Dr Howard Fillit, who led the study, said: "IVIg has been used safely for more than 20 years to treat other diseases but is thought to have an indirect effect on Alzheimer's disease by targeting beta-amyloid, or plaques in the brain. "Our study provides evidence that previous IVIg treatments may protect against Alzheimer's disease. "The current Alzheimer's drugs on the market treat the symptoms of the disease. Immunization could treat the underlying cause."

But he added: "These findings do not constitute an endorsement of IVIg treatment for Alzheimer's disease. A large scale clinical trial is underway to determine whether IVIg could be an effective treatment for Alzheimer's."

Neil Hunt, chief executive of the Alzheimer's Society, said: "This is a really encouraging epidemiological study. "Clinical trials are now underway in this area and we look forward to the results." But he added: "Introducing large amounts of antibodies could cause serious side effects so important questions will need to be answered before this treatment becomes available."

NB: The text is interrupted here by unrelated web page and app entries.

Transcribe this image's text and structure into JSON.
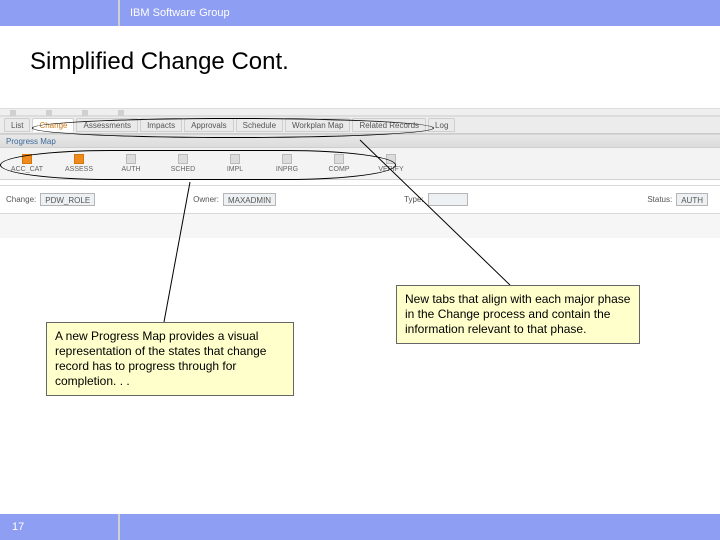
{
  "header": {
    "group": "IBM Software Group"
  },
  "slide": {
    "title": "Simplified Change Cont.",
    "page_number": "17"
  },
  "tabs": [
    "List",
    "Change",
    "Assessments",
    "Impacts",
    "Approvals",
    "Schedule",
    "Workplan Map",
    "Related Records",
    "Log"
  ],
  "tabs_active_index": 1,
  "progress_map": {
    "label": "Progress Map",
    "steps": [
      "ACC_CAT",
      "ASSESS",
      "AUTH",
      "SCHED",
      "IMPL",
      "INPRG",
      "COMP",
      "VERIFY"
    ],
    "done_steps": [
      0,
      1
    ]
  },
  "fields": {
    "change_label": "Change:",
    "change_value": "PDW_ROLE",
    "owner_label": "Owner:",
    "owner_value": "MAXADMIN",
    "type_label": "Type:",
    "type_value": "",
    "status_label": "Status:",
    "status_value": "AUTH"
  },
  "callouts": {
    "left": "A new Progress Map provides a visual representation of the states that change record has to progress through for completion. . .",
    "right": "New tabs that align with each major phase in the Change process and contain the information relevant to that phase."
  }
}
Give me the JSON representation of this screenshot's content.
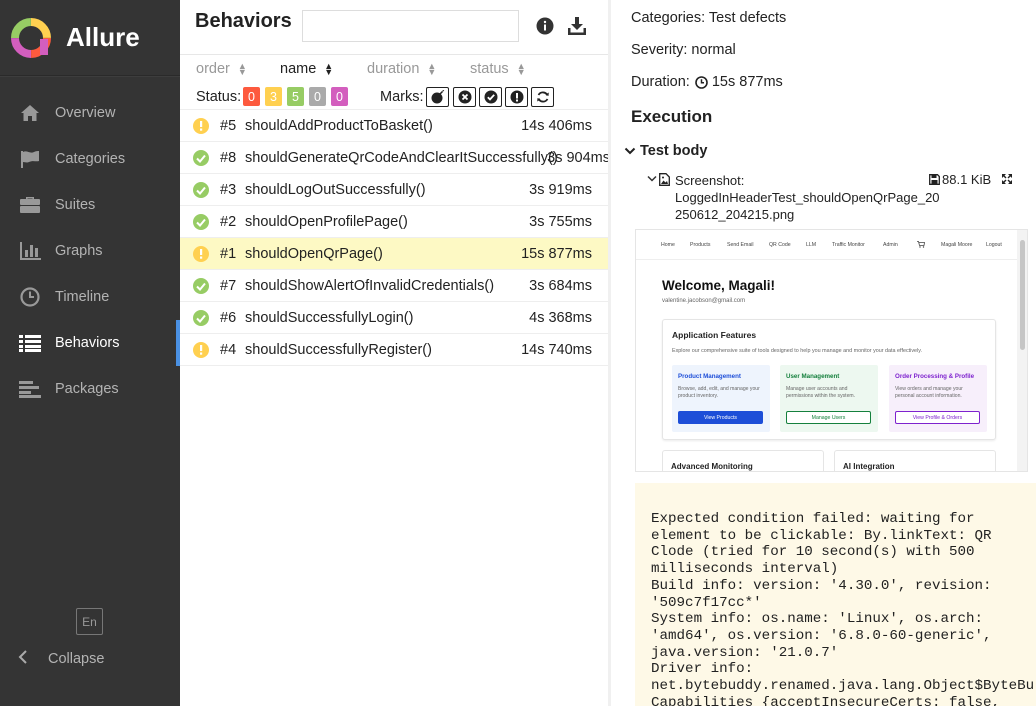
{
  "app": {
    "name": "Allure"
  },
  "sidebar": {
    "items": [
      {
        "label": "Overview",
        "icon": "home-icon"
      },
      {
        "label": "Categories",
        "icon": "flag-icon"
      },
      {
        "label": "Suites",
        "icon": "briefcase-icon"
      },
      {
        "label": "Graphs",
        "icon": "bar-chart-icon"
      },
      {
        "label": "Timeline",
        "icon": "clock-icon"
      },
      {
        "label": "Behaviors",
        "icon": "list-icon",
        "active": true
      },
      {
        "label": "Packages",
        "icon": "align-left-icon"
      }
    ],
    "lang": "En",
    "collapse": "Collapse"
  },
  "behaviors": {
    "title": "Behaviors",
    "search_value": "",
    "sort": [
      {
        "label": "order"
      },
      {
        "label": "name",
        "active": true
      },
      {
        "label": "duration"
      },
      {
        "label": "status"
      }
    ],
    "status_label": "Status:",
    "status_counts": [
      "0",
      "3",
      "5",
      "0",
      "0"
    ],
    "status_colors": [
      "#fd5a3e",
      "#ffd050",
      "#97cc64",
      "#aaaaaa",
      "#d35ebe"
    ],
    "marks_label": "Marks:",
    "marks": [
      "flaky-bomb-icon",
      "new-failed-icon",
      "new-passed-icon",
      "new-broken-icon",
      "retries-icon"
    ],
    "tests": [
      {
        "status": "broken",
        "num": "#5",
        "name": "shouldAddProductToBasket()",
        "duration": "14s 406ms"
      },
      {
        "status": "passed",
        "num": "#8",
        "name": "shouldGenerateQrCodeAndClearItSuccessfully()",
        "duration": "3s 904ms"
      },
      {
        "status": "passed",
        "num": "#3",
        "name": "shouldLogOutSuccessfully()",
        "duration": "3s 919ms"
      },
      {
        "status": "passed",
        "num": "#2",
        "name": "shouldOpenProfilePage()",
        "duration": "3s 755ms"
      },
      {
        "status": "broken",
        "num": "#1",
        "name": "shouldOpenQrPage()",
        "duration": "15s 877ms",
        "selected": true
      },
      {
        "status": "passed",
        "num": "#7",
        "name": "shouldShowAlertOfInvalidCredentials()",
        "duration": "3s 684ms"
      },
      {
        "status": "passed",
        "num": "#6",
        "name": "shouldSuccessfullyLogin()",
        "duration": "4s 368ms"
      },
      {
        "status": "broken",
        "num": "#4",
        "name": "shouldSuccessfullyRegister()",
        "duration": "14s 740ms"
      }
    ]
  },
  "details": {
    "categories": "Categories: Test defects",
    "severity": "Severity: normal",
    "duration_label": "Duration:",
    "duration_value": "15s 877ms",
    "execution_title": "Execution",
    "test_body": "Test body",
    "attachment": {
      "name_line1": "Screenshot:",
      "name_line2": "LoggedInHeaderTest_shouldOpenQrPage_20",
      "name_line3": "250612_204215.png",
      "size": "88.1 KiB"
    },
    "screenshot": {
      "nav": [
        "Home",
        "Products",
        "Send Email",
        "QR Code",
        "LLM",
        "Traffic Monitor",
        "Admin",
        "Magali Moore",
        "Logout"
      ],
      "welcome": "Welcome, Magali!",
      "email": "valentine.jacobson@gmail.com",
      "features_title": "Application Features",
      "features_desc": "Explore our comprehensive suite of tools designed to help you manage and monitor your data effectively.",
      "features": [
        {
          "title": "Product Management",
          "desc": "Browse, add, edit, and manage your product inventory.",
          "button": "View Products"
        },
        {
          "title": "User Management",
          "desc": "Manage user accounts and permissions within the system.",
          "button": "Manage Users"
        },
        {
          "title": "Order Processing & Profile",
          "desc": "View orders and manage your personal account information.",
          "button": "View Profile & Orders"
        }
      ],
      "card_advanced": "Advanced Monitoring",
      "card_ai": "AI Integration"
    },
    "error_lines": [
      "Expected condition failed: waiting for",
      "element to be clickable: By.linkText: QR",
      "Clode (tried for 10 second(s) with 500",
      "milliseconds interval)",
      "Build info: version: '4.30.0', revision:",
      "'509c7f17cc*'",
      "System info: os.name: 'Linux', os.arch:",
      "'amd64', os.version: '6.8.0-60-generic',",
      "java.version: '21.0.7'",
      "Driver info:",
      "net.bytebuddy.renamed.java.lang.Object$ByteBu",
      "Capabilities {acceptInsecureCerts: false,"
    ]
  }
}
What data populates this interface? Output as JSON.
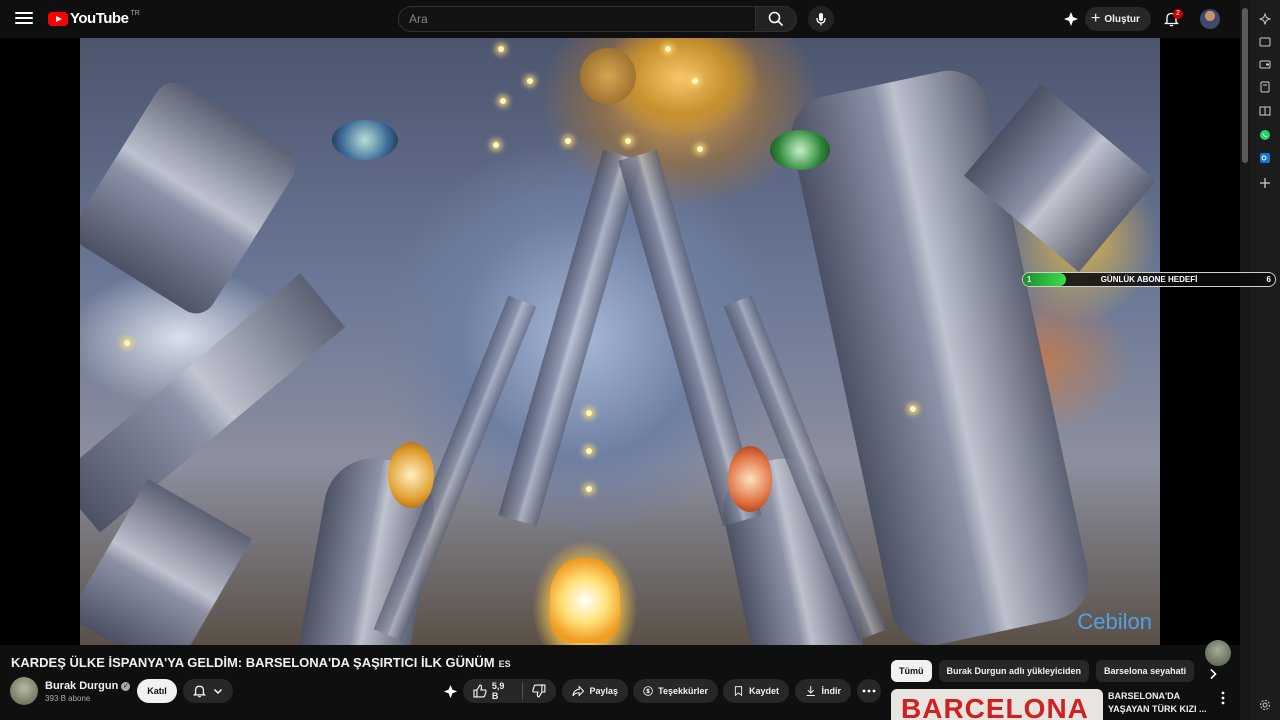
{
  "header": {
    "logo_text": "YouTube",
    "country_code": "TR",
    "search_placeholder": "Ara",
    "create_label": "Oluştur",
    "notification_count": "2"
  },
  "player": {
    "watermark": "Cebilon",
    "subscriber_goal": {
      "start": "1",
      "title": "GÜNLÜK ABONE HEDEFİ",
      "end": "6",
      "progress_fraction": 0.17
    }
  },
  "video": {
    "title": "KARDEŞ ÜLKE İSPANYA'YA GELDİM: BARSELONA'DA ŞAŞIRTICI İLK GÜNÜM",
    "language_badge": "ES"
  },
  "channel": {
    "name": "Burak Durgun",
    "subscribers": "393 B abone",
    "join_label": "Katıl"
  },
  "actions": {
    "like_count": "5,9 B",
    "share_label": "Paylaş",
    "thanks_label": "Teşekkürler",
    "save_label": "Kaydet",
    "download_label": "İndir"
  },
  "chips": [
    "Tümü",
    "Burak Durgun adlı yükleyiciden",
    "Barselona seyahati"
  ],
  "recommendation": {
    "thumb_text": "BARCELONA",
    "title": "BARSELONA'DA YAŞAYAN TÜRK KIZI ..."
  },
  "colors": {
    "background": "#0f0f0f",
    "brand_red": "#ff0000",
    "chip_bg": "#272727",
    "goal_green": "#3ddc4f"
  }
}
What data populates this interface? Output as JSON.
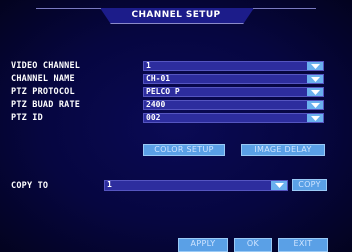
{
  "title": "CHANNEL SETUP",
  "fields": [
    {
      "label": "VIDEO CHANNEL",
      "value": "1"
    },
    {
      "label": "CHANNEL NAME",
      "value": "CH-01"
    },
    {
      "label": "PTZ PROTOCOL",
      "value": "PELCO P"
    },
    {
      "label": "PTZ BUAD RATE",
      "value": "2400"
    },
    {
      "label": "PTZ ID",
      "value": "002"
    }
  ],
  "buttons": {
    "color_setup": "COLOR SETUP",
    "image_delay": "IMAGE DELAY",
    "copy": "COPY",
    "apply": "APPLY",
    "ok": "OK",
    "exit": "EXIT"
  },
  "copy_to": {
    "label": "COPY TO",
    "value": "1"
  },
  "colors": {
    "background": "#060640",
    "field": "#2d2d9e",
    "button": "#5aa0e6",
    "dropdown": "#6ab0ee"
  },
  "icons": {
    "dropdown": "chevron-down-icon"
  }
}
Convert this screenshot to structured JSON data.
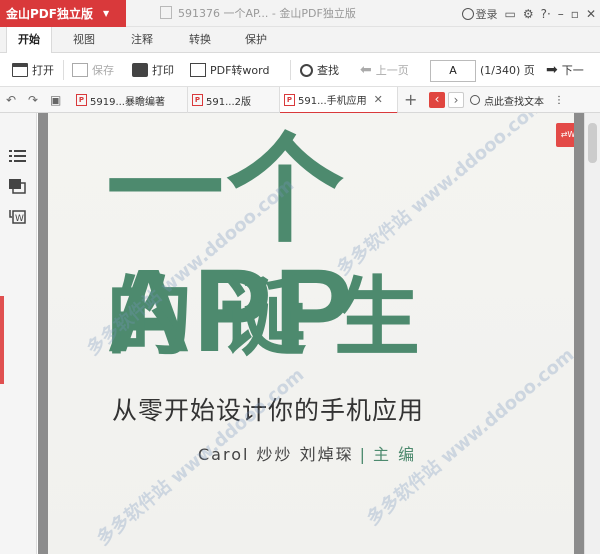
{
  "app": {
    "brand": "金山PDF独立版",
    "window_title": "591376 一个AP...  - 金山PDF独立版",
    "login_label": "登录"
  },
  "menu": {
    "tabs": [
      {
        "label": "开始",
        "active": true
      },
      {
        "label": "视图"
      },
      {
        "label": "注释"
      },
      {
        "label": "转换"
      },
      {
        "label": "保护"
      }
    ]
  },
  "toolbar": {
    "open": "打开",
    "save": "保存",
    "print": "打印",
    "pdf_to_word": "PDF转word",
    "find": "查找",
    "prev_page": "上一页",
    "page_value": "A",
    "page_count": "(1/340) 页",
    "next_page": "下一"
  },
  "doc_tabs": [
    {
      "label": "5919...暴瞻编著",
      "active": false
    },
    {
      "label": "591...2版",
      "active": false
    },
    {
      "label": "591...手机应用",
      "active": true
    }
  ],
  "find_text": "点此查找文本",
  "page_content": {
    "title_line1": "一个APP",
    "title_line2": "的诞生",
    "subtitle": "从零开始设计你的手机应用",
    "authors": "Carol 炒炒   刘焯琛",
    "role": "主 编"
  },
  "watermark": "多多软件站 www.ddooo.com",
  "colors": {
    "brand_red": "#d9393b",
    "title_green": "#4d8a6e"
  }
}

1 comment:

Kylie said...

Any research that provides additional insight into Alzheimer’s is critical to finding a cure. It’s also important for patients and families already affected by Alzheimer’s to consider participating in clinical studies. One study is the ICARA Study, whose goal is to explore if an investigational drug, called Bapineuzumab, can help slow the progression of Alzheimer’s Disease. Patients and families affected by Alzheimer’s can visit to see if they might be eligible to enroll.